The use of CBD poses several safety issues, especially with long-term use. Studies have demonstrated the possibility of liver damage, interactions with certain medications, and possible damage to the male reproductive system. The use of CBD poses safety concerns, especially with long-term use. Scientific studies show possible damage to the male reproductive system, including testicular atrophy, liver damage, and interactions with certain medications.
The FDA has not found adequate information showing how much CBD can be consumed and for how long before causing harm. This is particularly true for vulnerable populations, such as children and pregnant women. People should be aware of the potential risks associated with the use of CBD products. Therefore, the FDA has concluded that it is prohibited to introduce or deliver for introduction into interstate commerce any food (including any food or animal feed) to which THC or CBD has been added.
Today's actions come at a time when the FDA continues to explore possible avenues to legally market several types of CBD products. The Food and Drug Administration (FDA) published warning letters to five companies for illegally selling products containing cannabidiol (CBD). In addition, the manufacturing process of unapproved CBD drugs has not been reviewed by the FDA as part of the approval processes for drugs for humans or animals. The FDA has approved Epidiolex, which contains a purified form of the drug CBD, for the treatment of seizures associated with Lennox-Gastaut syndrome or Dravet syndrome in patients aged 1 year and older.
FDA experts commented on the agency's concerns regarding the addition of CBD to foods and the information they want consumers to know.
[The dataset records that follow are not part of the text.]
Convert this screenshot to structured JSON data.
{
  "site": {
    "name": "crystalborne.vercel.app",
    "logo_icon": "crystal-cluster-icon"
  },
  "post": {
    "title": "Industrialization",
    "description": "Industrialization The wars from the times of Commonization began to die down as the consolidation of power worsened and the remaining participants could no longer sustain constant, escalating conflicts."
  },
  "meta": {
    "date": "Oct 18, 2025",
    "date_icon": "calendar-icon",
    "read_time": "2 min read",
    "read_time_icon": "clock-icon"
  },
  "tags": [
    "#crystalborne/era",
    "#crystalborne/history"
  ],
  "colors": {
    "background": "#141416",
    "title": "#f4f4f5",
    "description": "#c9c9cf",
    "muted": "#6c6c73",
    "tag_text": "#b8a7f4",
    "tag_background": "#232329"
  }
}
The data on CBD points to real risks, and the FDA is especially concerned about the risks for children, people who are pregnant or breastfeeding, and people taking other medications. Based on the lack of scientific information that supports the safety of CBD in food, the FDA also indicates today that it cannot conclude that CBD is generally recognized as safe (GRAS) among experts qualified for use in human or animal foods. Questions remain about the effects of CBD on the liver, the male reproductive system and on pregnant women and children, according to the FDA statement.
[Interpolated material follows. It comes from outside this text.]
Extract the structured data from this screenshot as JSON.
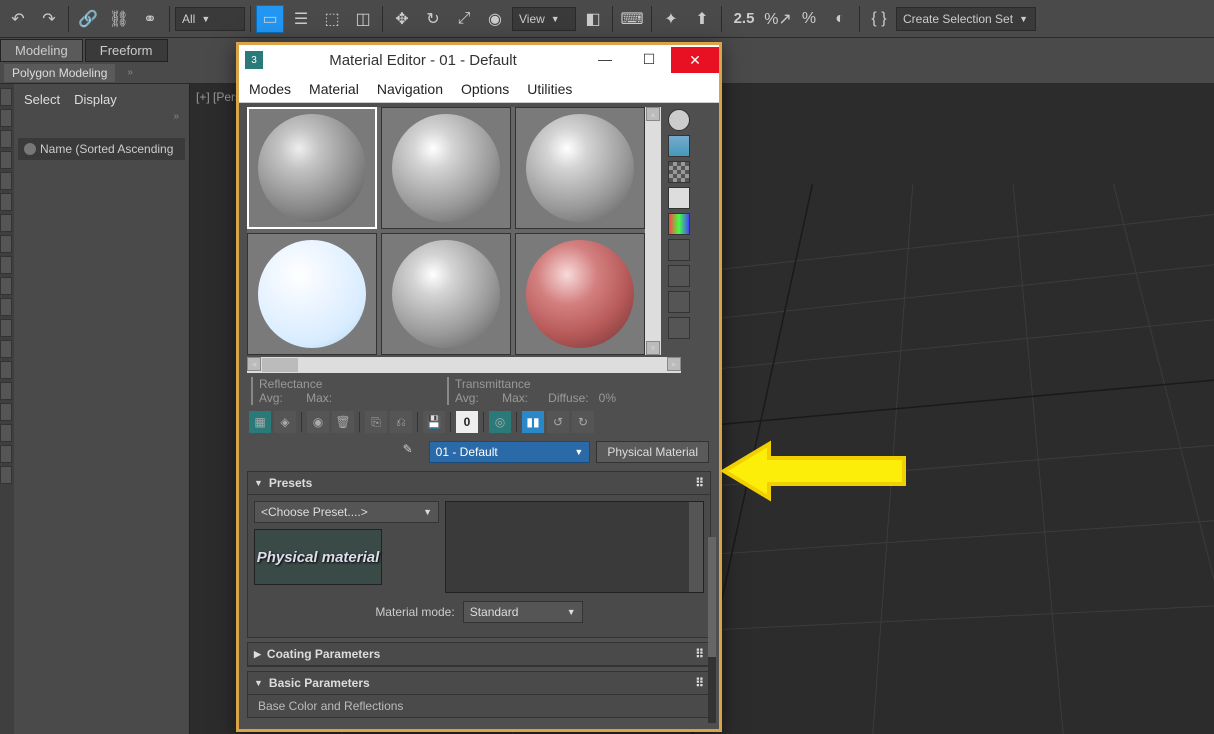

The FDA also released a revised consumer update detailing safety issues related to CBD products more broadly. Douglas Stearn and Kristi Muldoon-Jacobs discuss FDA concerns with companies that sell products that contain CBD and that may cause accidental or excessive consumption of CBD. In the past, the FDA sent warning letters to companies that illegally sold CBD products that claimed to prevent, diagnose, treat, or cure serious diseases, such as cancer. The FDA has received more and more adverse reports on products containing cannabidiol (CBD) that consumers may mistake for conventional foods and beverages.
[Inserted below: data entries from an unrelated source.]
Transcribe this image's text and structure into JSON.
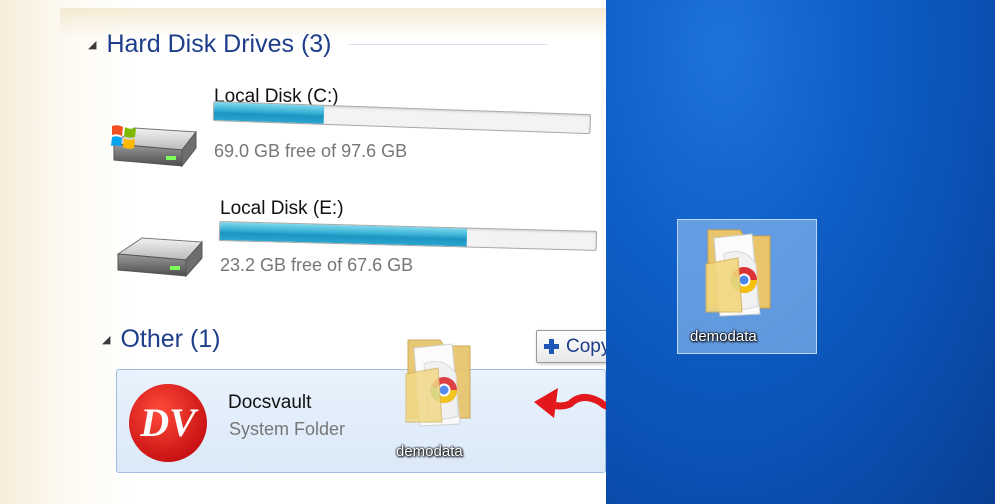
{
  "explorer": {
    "hard_disk_group": {
      "title": "Hard Disk Drives (3)"
    },
    "drives": [
      {
        "name": "Local Disk (C:)",
        "free_text": "69.0 GB free of 97.6 GB",
        "used_fraction": 0.293
      },
      {
        "name": "Local Disk (E:)",
        "free_text": "23.2 GB free of 67.6 GB",
        "used_fraction": 0.657
      }
    ],
    "other_group": {
      "title": "Other (1)"
    },
    "other_item": {
      "name": "Docsvault",
      "subtitle": "System Folder",
      "logo_text": "DV"
    }
  },
  "drag": {
    "folder_label": "demodata",
    "tooltip_label": "Copy"
  },
  "desktop": {
    "folder_label": "demodata"
  },
  "colors": {
    "accent": "#1e3e8a",
    "bar_fill": "#2ba7cf",
    "desktop": "#0f5fc8",
    "arrow": "#e3181c"
  }
}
The FDA remains concerned about the proliferation of products that claim to contain CBD and that are marketed for therapeutic or medical uses, although they have not been approved by the FDA. However, based on available evidence, the FDA has concluded that neither of these factors is the case with THC or CBD. There is very limited information on other marketed CBD products, which are likely to differ in composition from that of the FDA-approved product, and their possible adverse effects on the body have not been evaluated.